The AQS Quilt 2018 project for October is Two-Block!
At the beginning of the year, you made a list of all the quilt making techniques you’d like to try in 2018 and put them in a jar. Then, you chose your own personal color of the year. You are ready!
If you missed last month’s project, check it out. We created One-Patch quilts.
Our style for this month is Two-Block Design.
Two-Block Design quilts use two different blocks to create designs secondary to the blocks individually. These quilts can trick the eye into focusing on one area, or into seeing the quilt as a repeating pattern that continues on beyond its bound boundaries. Often, simple blocks are all that’s needed to create the effect so long as a few principles are applied.
The first principle is to choose two blocks or either the same grid or of equally divisible grids. There are two-block design quilts that successfully ignore this principle, but using two blocks of the same grid creates the likelihood of points meeting and blocks creating secondary designs.

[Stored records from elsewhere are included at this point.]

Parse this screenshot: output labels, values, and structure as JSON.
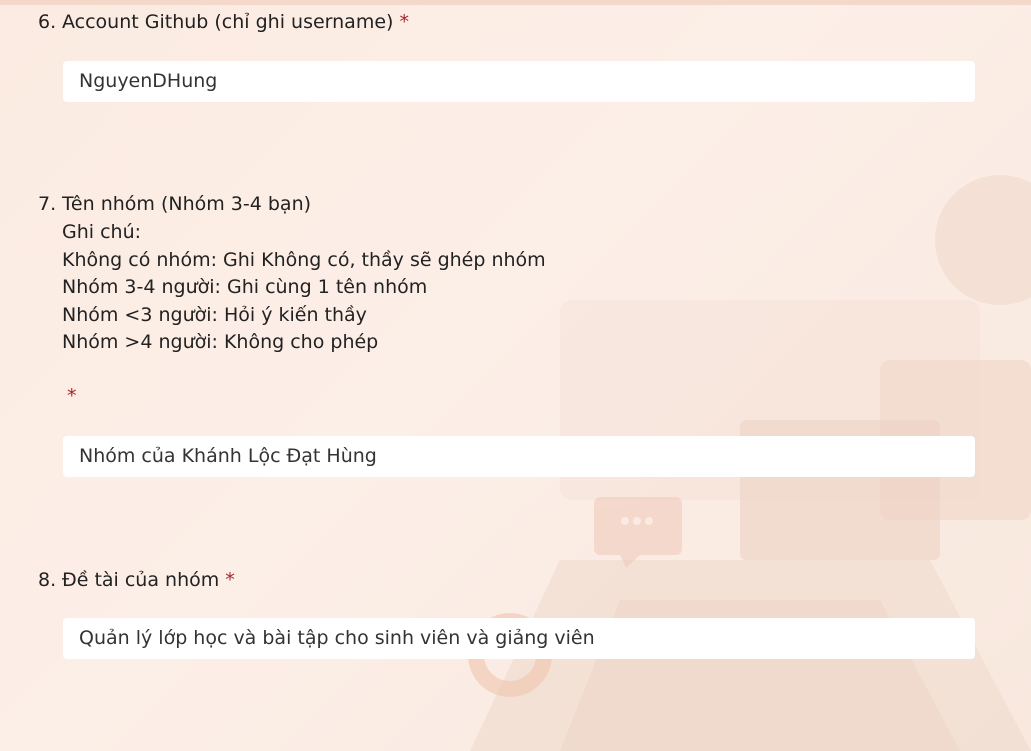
{
  "questions": [
    {
      "number": "6.",
      "title": "Account Github (chỉ ghi username)",
      "required": "*",
      "answer": "NguyenDHung"
    },
    {
      "number": "7.",
      "title": "Tên nhóm (Nhóm 3-4 bạn)",
      "notes": [
        "Ghi chú:",
        "Không có nhóm: Ghi Không có, thầy sẽ ghép nhóm",
        "Nhóm 3-4 người: Ghi cùng 1 tên nhóm",
        "Nhóm <3 người: Hỏi ý kiến thầy",
        "Nhóm >4 người: Không cho phép"
      ],
      "required": "*",
      "answer": "Nhóm của Khánh Lộc Đạt Hùng"
    },
    {
      "number": "8.",
      "title": "Đề tài của nhóm",
      "required": "*",
      "answer": "Quản lý lớp học và bài tập cho sinh viên và giảng viên"
    }
  ],
  "theme": {
    "background": "#fcefe7",
    "required_color": "#a4262c",
    "answer_background": "#ffffff"
  }
}
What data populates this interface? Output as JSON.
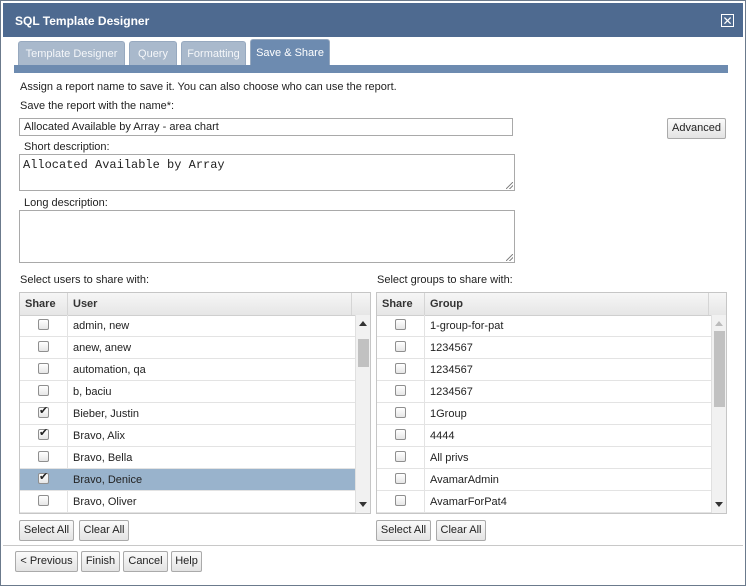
{
  "window": {
    "title": "SQL Template Designer",
    "close_label": "✕"
  },
  "tabs": [
    {
      "label": "Template Designer",
      "active": false
    },
    {
      "label": "Query",
      "active": false
    },
    {
      "label": "Formatting",
      "active": false
    },
    {
      "label": "Save & Share",
      "active": true
    }
  ],
  "form": {
    "instructions": "Assign a report name to save it. You can also choose who can use the report.",
    "name_label": "Save the report with the name*:",
    "name_value": "Allocated Available by Array - area chart",
    "advanced_label": "Advanced",
    "short_desc_label": "Short description:",
    "short_desc_value": "Allocated Available by Array",
    "long_desc_label": "Long description:",
    "long_desc_value": ""
  },
  "users": {
    "section_label": "Select users to share with:",
    "columns": [
      "Share",
      "User"
    ],
    "rows": [
      {
        "name": "admin, new",
        "checked": false,
        "selected": false
      },
      {
        "name": "anew, anew",
        "checked": false,
        "selected": false
      },
      {
        "name": "automation, qa",
        "checked": false,
        "selected": false
      },
      {
        "name": "b, baciu",
        "checked": false,
        "selected": false
      },
      {
        "name": "Bieber, Justin",
        "checked": true,
        "selected": false
      },
      {
        "name": "Bravo, Alix",
        "checked": true,
        "selected": false
      },
      {
        "name": "Bravo, Bella",
        "checked": false,
        "selected": false
      },
      {
        "name": "Bravo, Denice",
        "checked": true,
        "selected": true
      },
      {
        "name": "Bravo, Oliver",
        "checked": false,
        "selected": false
      }
    ],
    "select_all_label": "Select All",
    "clear_all_label": "Clear All"
  },
  "groups": {
    "section_label": "Select groups to share with:",
    "columns": [
      "Share",
      "Group"
    ],
    "rows": [
      {
        "name": "1-group-for-pat",
        "checked": false
      },
      {
        "name": "1234567",
        "checked": false
      },
      {
        "name": "1234567",
        "checked": false
      },
      {
        "name": "1234567",
        "checked": false
      },
      {
        "name": "1Group",
        "checked": false
      },
      {
        "name": "4444",
        "checked": false
      },
      {
        "name": "All privs",
        "checked": false
      },
      {
        "name": "AvamarAdmin",
        "checked": false
      },
      {
        "name": "AvamarForPat4",
        "checked": false
      }
    ],
    "select_all_label": "Select All",
    "clear_all_label": "Clear All"
  },
  "footer": {
    "previous_label": "< Previous",
    "finish_label": "Finish",
    "cancel_label": "Cancel",
    "help_label": "Help"
  },
  "colors": {
    "titlebar": "#4e6a90",
    "tab_active": "#6d8bb0",
    "tab_inactive": "#a9b9cc",
    "row_selected": "#99b3cc"
  }
}
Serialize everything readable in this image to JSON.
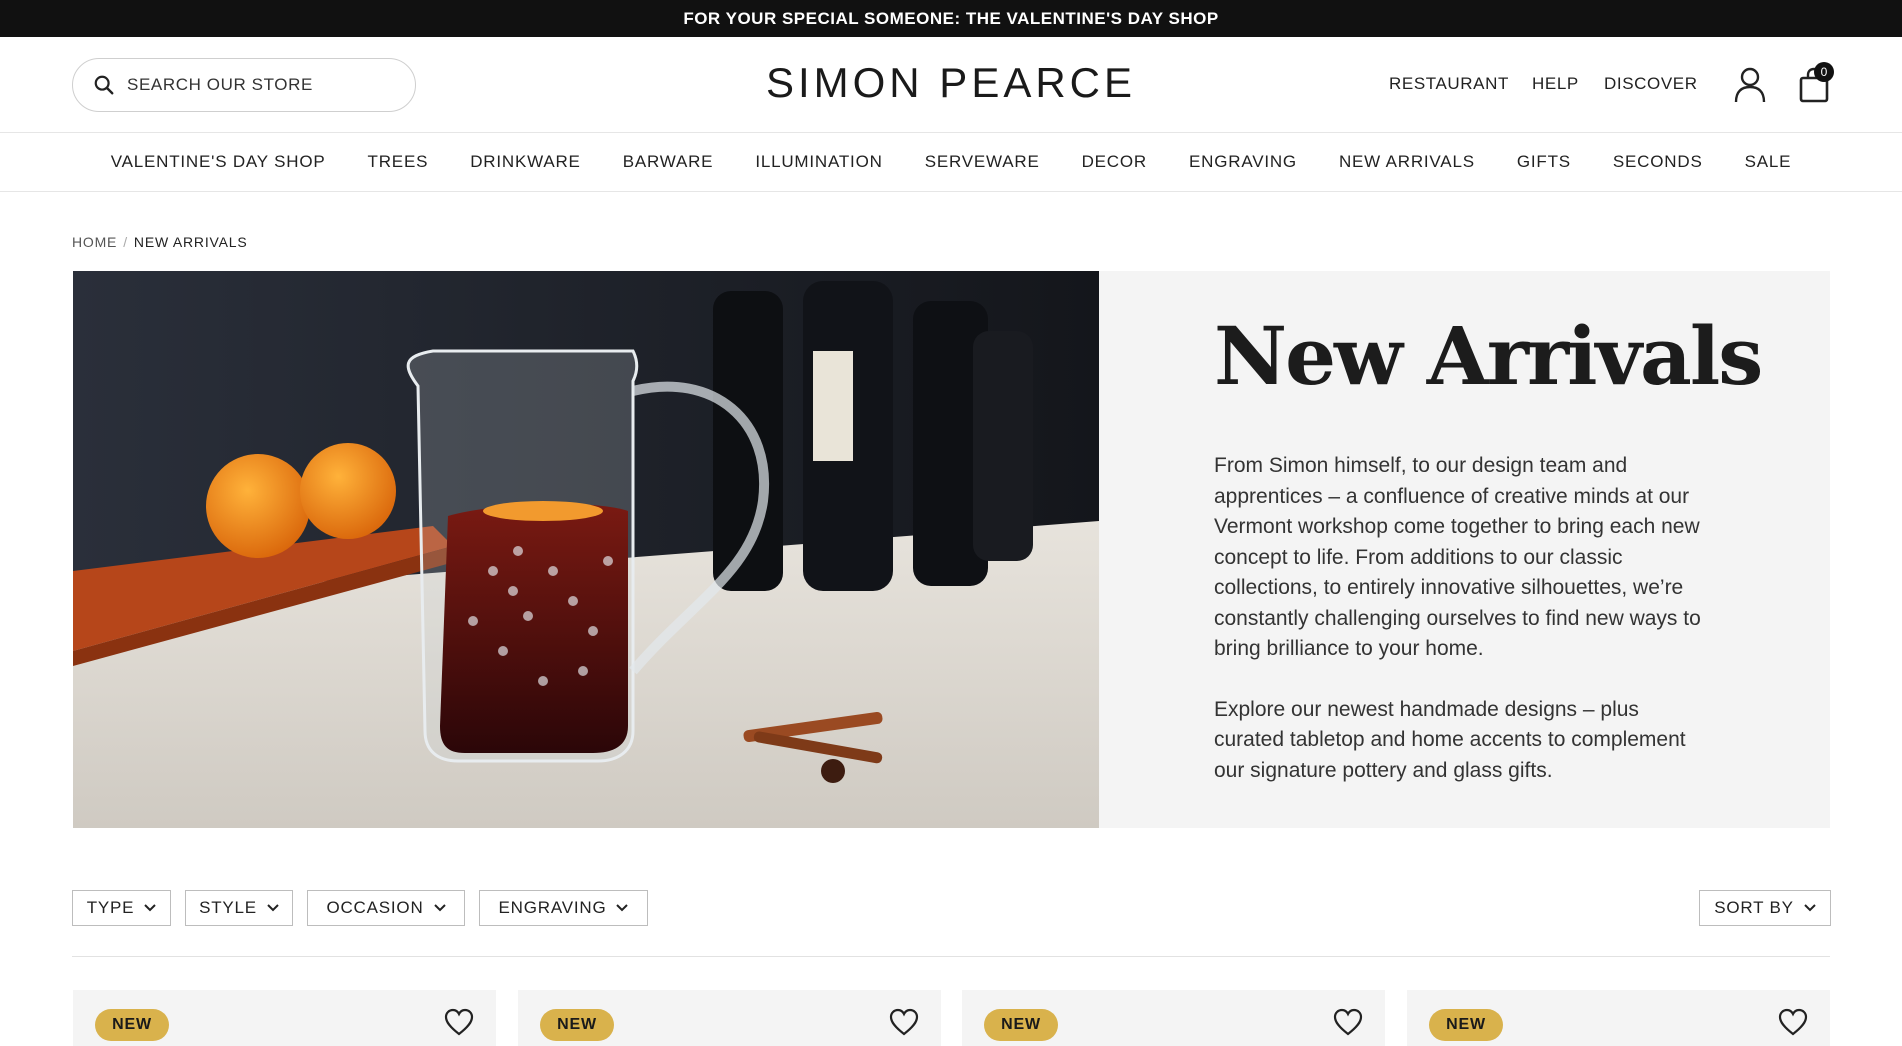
{
  "announcement": "FOR YOUR SPECIAL SOMEONE: THE VALENTINE'S DAY SHOP",
  "header": {
    "search_placeholder": "SEARCH OUR STORE",
    "logo": "SIMON PEARCE",
    "links": [
      "RESTAURANT",
      "HELP",
      "DISCOVER"
    ],
    "cart_count": "0"
  },
  "nav": [
    "VALENTINE'S DAY SHOP",
    "TREES",
    "DRINKWARE",
    "BARWARE",
    "ILLUMINATION",
    "SERVEWARE",
    "DECOR",
    "ENGRAVING",
    "NEW ARRIVALS",
    "GIFTS",
    "SECONDS",
    "SALE"
  ],
  "breadcrumb": {
    "home": "HOME",
    "separator": "/",
    "current": "NEW ARRIVALS"
  },
  "hero": {
    "title": "New Arrivals",
    "paragraph1": "From Simon himself, to our design team and apprentices – a confluence of creative minds at our Vermont workshop come together to bring each new concept to life. From additions to our classic collections, to entirely innovative silhouettes, we’re constantly challenging ourselves to find new ways to bring brilliance to your home.",
    "paragraph2": "Explore our newest handmade designs – plus curated tabletop and home accents to complement our signature pottery and glass gifts."
  },
  "filters": [
    "TYPE",
    "STYLE",
    "OCCASION",
    "ENGRAVING"
  ],
  "sort_label": "SORT BY",
  "products": [
    {
      "badge": "NEW"
    },
    {
      "badge": "NEW"
    },
    {
      "badge": "NEW"
    },
    {
      "badge": "NEW"
    }
  ],
  "colors": {
    "announcement_bg": "#111111",
    "badge": "#d9b24c",
    "panel_bg": "#f4f4f4"
  }
}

The second principle is to carry over some element of one block over to the other, most often through color. Continuity promotes ease of eye movement from one block to the next.
The third principle is to play! Turning blocks or alternating values in a block can help create stronger secondary designs. Don’t be scared of using variations on your own blocks in the same quilt.
Below are examples of Two-Block quilts from finalists in the Catalog of Show Quilts and original designs to inspire you:
Here, Ben Darby uses a 16-patch, a scrappy X-block—two simple blocks—and finishes out the repeat of the shapes created by the two blocks to create an overall design that lets the eye take it in as a whole and creates a sense of resolution.
Two-Block Design quilts can also create the illusion of an intricate setting like this quilt, which could trick you into thinking it is set on-point.
Hourglass blocks, also known as quarter square triangles, make versatile second blocks that are easy to make while creating a dramatic effect.
Here’s the same quilt but one with the second block colored to create contrast. In the first quilt, the continuity of the dark purple creates a secondary design that’s echoed out into a pieced border. In the second quilt, contrasting colors reduce the illusion of the secondary design, but does emphasize the differences in the two blocks.
Nancy Simmons uses two-block design as an element of her quilt. Setting eight-point stars and a four-patch variation on point around a center block. Both blocks have equally divisible grids, but Simmons is able to insert a nine-patch into the four-patch, thus creating visual interest. By creating secondary designs between a strong center and a strong pieced border, Simmons creates a lot of sparkle for the eyes to enjoy and pathways for them to follow while looking at all the quilt has to offer.
We’ve shown you some fun Two-block quilts. Browse through blocks, put them together, and see what happens!
Draw your technique from your jar, think about clever ways to play with your color of the year, and start creating.
Next week, we will dive into layouts.
Give us a shout in the comments below letting us know your technique of choice or share with us on our Facebook group AQS Project Parade.
Let’s get started!
Want to catch up on previous month’s projects? Visit Quilt 2018.